++++ Dataset
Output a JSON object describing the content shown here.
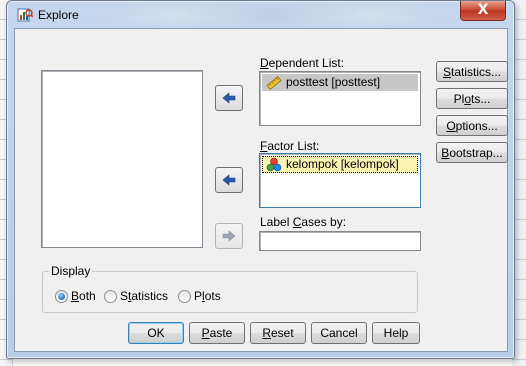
{
  "window": {
    "title": "Explore",
    "close_glyph": "X"
  },
  "panels": {
    "dependent_list": {
      "label_pre": "",
      "label_key": "D",
      "label_post": "ependent List:",
      "items": [
        {
          "label": "posttest [posttest]",
          "icon": "ruler-scale-icon"
        }
      ]
    },
    "factor_list": {
      "label_pre": "",
      "label_key": "F",
      "label_post": "actor List:",
      "items": [
        {
          "label": "kelompok [kelompok]",
          "icon": "nominal-variable-icon"
        }
      ]
    },
    "label_cases": {
      "label_pre": "Label ",
      "label_key": "C",
      "label_post": "ases by:",
      "value": ""
    }
  },
  "side_buttons": [
    {
      "pre": "",
      "key": "S",
      "post": "tatistics..."
    },
    {
      "pre": "Pl",
      "key": "o",
      "post": "ts..."
    },
    {
      "pre": "",
      "key": "O",
      "post": "ptions..."
    },
    {
      "pre": "",
      "key": "B",
      "post": "ootstrap..."
    }
  ],
  "display": {
    "legend": "Display",
    "options": [
      {
        "pre": "",
        "key": "B",
        "post": "oth",
        "checked": true
      },
      {
        "pre": "S",
        "key": "t",
        "post": "atistics",
        "checked": false
      },
      {
        "pre": "P",
        "key": "l",
        "post": "ots",
        "checked": false
      }
    ]
  },
  "bottom_buttons": [
    {
      "pre": "OK",
      "key": "",
      "post": ""
    },
    {
      "pre": "",
      "key": "P",
      "post": "aste"
    },
    {
      "pre": "",
      "key": "R",
      "post": "eset"
    },
    {
      "pre": "Cancel",
      "key": "",
      "post": ""
    },
    {
      "pre": "Help",
      "key": "",
      "post": ""
    }
  ],
  "colors": {
    "selection": "#c7c7c7",
    "focus_selection": "#fbf5b4",
    "arrow": "#2b5aa8"
  }
}
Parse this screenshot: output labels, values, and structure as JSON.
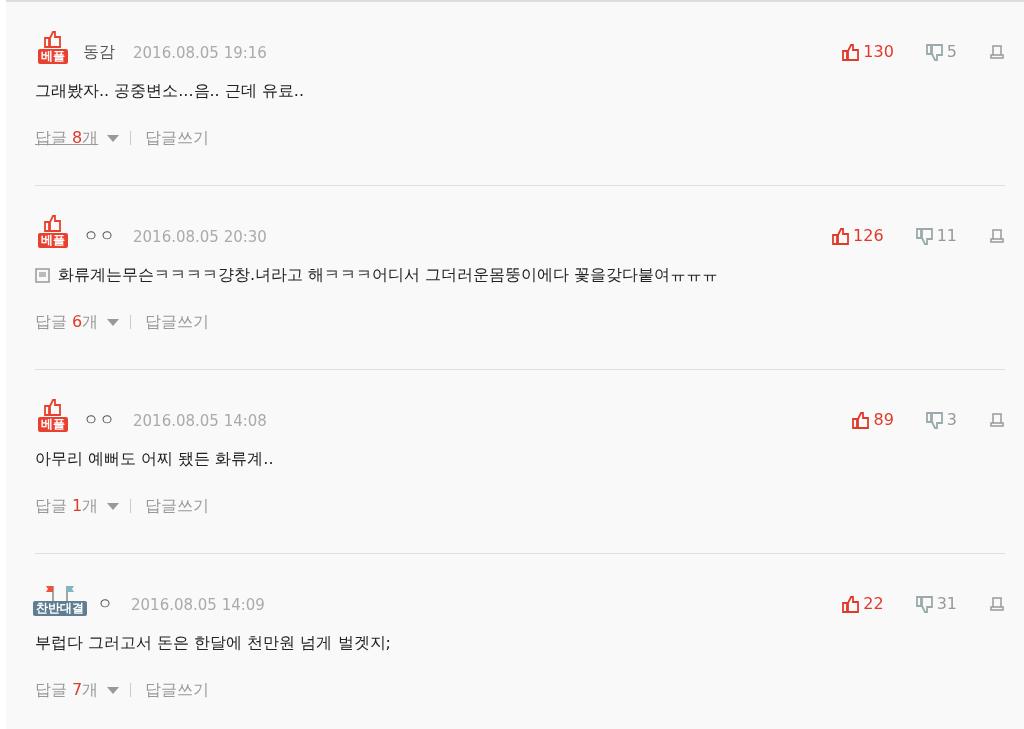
{
  "comments": [
    {
      "badge": {
        "kind": "best",
        "label": "베플"
      },
      "author": "동감",
      "date": "2016.08.05 19:16",
      "likes": "130",
      "dislikes": "5",
      "attachment_icon": false,
      "text": "그래봤자.. 공중변소...음.. 근데 유료..",
      "replies": {
        "label": "답글",
        "count": "8",
        "unit": "개",
        "underlined": true
      },
      "write_label": "답글쓰기"
    },
    {
      "badge": {
        "kind": "best",
        "label": "베플"
      },
      "author": "ㅇㅇ",
      "date": "2016.08.05 20:30",
      "likes": "126",
      "dislikes": "11",
      "attachment_icon": true,
      "text": "화류계는무슨ㅋㅋㅋㅋ걍창.녀라고 해ㅋㅋㅋ어디서 그더러운몸뚱이에다 꽃을갖다붙여ㅠㅠㅠ",
      "replies": {
        "label": "답글",
        "count": "6",
        "unit": "개",
        "underlined": false
      },
      "write_label": "답글쓰기"
    },
    {
      "badge": {
        "kind": "best",
        "label": "베플"
      },
      "author": "ㅇㅇ",
      "date": "2016.08.05 14:08",
      "likes": "89",
      "dislikes": "3",
      "attachment_icon": false,
      "text": "아무리 예뻐도 어찌 됐든 화류계..",
      "replies": {
        "label": "답글",
        "count": "1",
        "unit": "개",
        "underlined": false
      },
      "write_label": "답글쓰기"
    },
    {
      "badge": {
        "kind": "contest",
        "label": "찬반대결"
      },
      "author": "ㅇ",
      "date": "2016.08.05 14:09",
      "likes": "22",
      "dislikes": "31",
      "attachment_icon": false,
      "text": "부럽다 그러고서 돈은 한달에 천만원 넘게 벌겟지;",
      "replies": {
        "label": "답글",
        "count": "7",
        "unit": "개",
        "underlined": false
      },
      "write_label": "답글쓰기"
    }
  ]
}
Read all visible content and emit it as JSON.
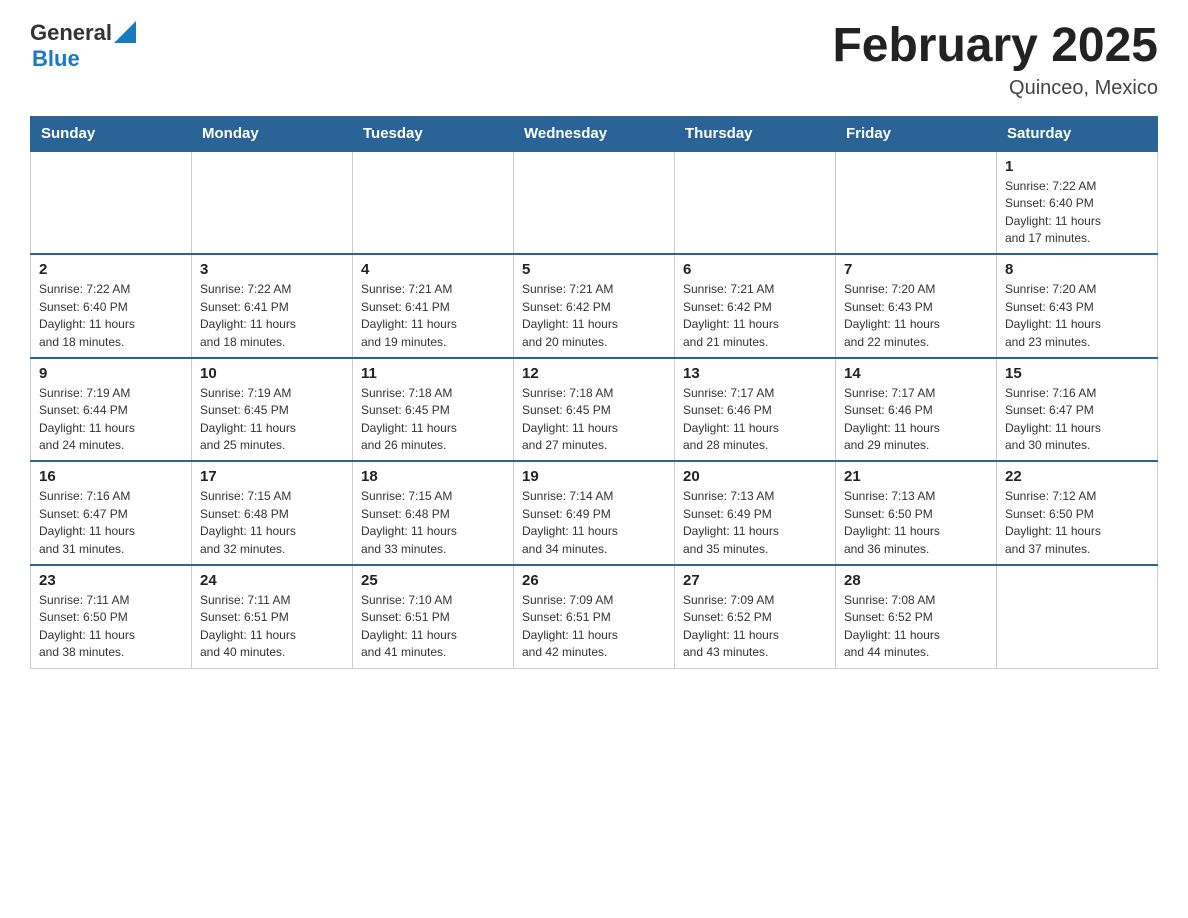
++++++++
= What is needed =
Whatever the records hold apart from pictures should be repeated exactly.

= Output =
Output a JSON object describing the content shown here.
{
  "window": {
    "title": "Explore",
    "close_glyph": "X"
  },
  "panels": {
    "dependent_list": {
      "label_pre": "",
      "label_key": "D",
      "label_post": "ependent List:",
      "items": [
        {
          "label": "posttest [posttest]",
          "icon": "ruler-scale-icon"
        }
      ]
    },
    "factor_list": {
      "label_pre": "",
      "label_key": "F",
      "label_post": "actor List:",
      "items": [
        {
          "label": "kelompok [kelompok]",
          "icon": "nominal-variable-icon"
        }
      ]
    },
    "label_cases": {
      "label_pre": "Label ",
      "label_key": "C",
      "label_post": "ases by:",
      "value": ""
    }
  },
  "side_buttons": [
    {
      "pre": "",
      "key": "S",
      "post": "tatistics..."
    },
    {
      "pre": "Pl",
      "key": "o",
      "post": "ts..."
    },
    {
      "pre": "",
      "key": "O",
      "post": "ptions..."
    },
    {
      "pre": "",
      "key": "B",
      "post": "ootstrap..."
    }
  ],
  "display": {
    "legend": "Display",
    "options": [
      {
        "pre": "",
        "key": "B",
        "post": "oth",
        "checked": true
      },
      {
        "pre": "S",
        "key": "t",
        "post": "atistics",
        "checked": false
      },
      {
        "pre": "P",
        "key": "l",
        "post": "ots",
        "checked": false
      }
    ]
  },
  "bottom_buttons": [
    {
      "pre": "OK",
      "key": "",
      "post": ""
    },
    {
      "pre": "",
      "key": "P",
      "post": "aste"
    },
    {
      "pre": "",
      "key": "R",
      "post": "eset"
    },
    {
      "pre": "Cancel",
      "key": "",
      "post": ""
    },
    {
      "pre": "Help",
      "key": "",
      "post": ""
    }
  ],
  "colors": {
    "selection": "#c7c7c7",
    "focus_selection": "#fbf5b4",
    "arrow": "#2b5aa8"
  }
}
Parse this screenshot: output labels, values, and structure as JSON.
{
  "comments": [
    {
      "badge": {
        "kind": "best",
        "label": "베플"
      },
      "author": "동감",
      "date": "2016.08.05 19:16",
      "likes": "130",
      "dislikes": "5",
      "attachment_icon": false,
      "text": "그래봤자.. 공중변소...음.. 근데 유료..",
      "replies": {
        "label": "답글",
        "count": "8",
        "unit": "개",
        "underlined": true
      },
      "write_label": "답글쓰기"
    },
    {
      "badge": {
        "kind": "best",
        "label": "베플"
      },
      "author": "ㅇㅇ",
      "date": "2016.08.05 20:30",
      "likes": "126",
      "dislikes": "11",
      "attachment_icon": true,
      "text": "화류계는무슨ㅋㅋㅋㅋ걍창.녀라고 해ㅋㅋㅋ어디서 그더러운몸뚱이에다 꽃을갖다붙여ㅠㅠㅠ",
      "replies": {
        "label": "답글",
        "count": "6",
        "unit": "개",
        "underlined": false
      },
      "write_label": "답글쓰기"
    },
    {
      "badge": {
        "kind": "best",
        "label": "베플"
      },
      "author": "ㅇㅇ",
      "date": "2016.08.05 14:08",
      "likes": "89",
      "dislikes": "3",
      "attachment_icon": false,
      "text": "아무리 예뻐도 어찌 됐든 화류계..",
      "replies": {
        "label": "답글",
        "count": "1",
        "unit": "개",
        "underlined": false
      },
      "write_label": "답글쓰기"
    },
    {
      "badge": {
        "kind": "contest",
        "label": "찬반대결"
      },
      "author": "ㅇ",
      "date": "2016.08.05 14:09",
      "likes": "22",
      "dislikes": "31",
      "attachment_icon": false,
      "text": "부럽다 그러고서 돈은 한달에 천만원 넘게 벌겟지;",
      "replies": {
        "label": "답글",
        "count": "7",
        "unit": "개",
        "underlined": false
      },
      "write_label": "답글쓰기"
    }
  ]
}
Read all visible content and emit it as JSON.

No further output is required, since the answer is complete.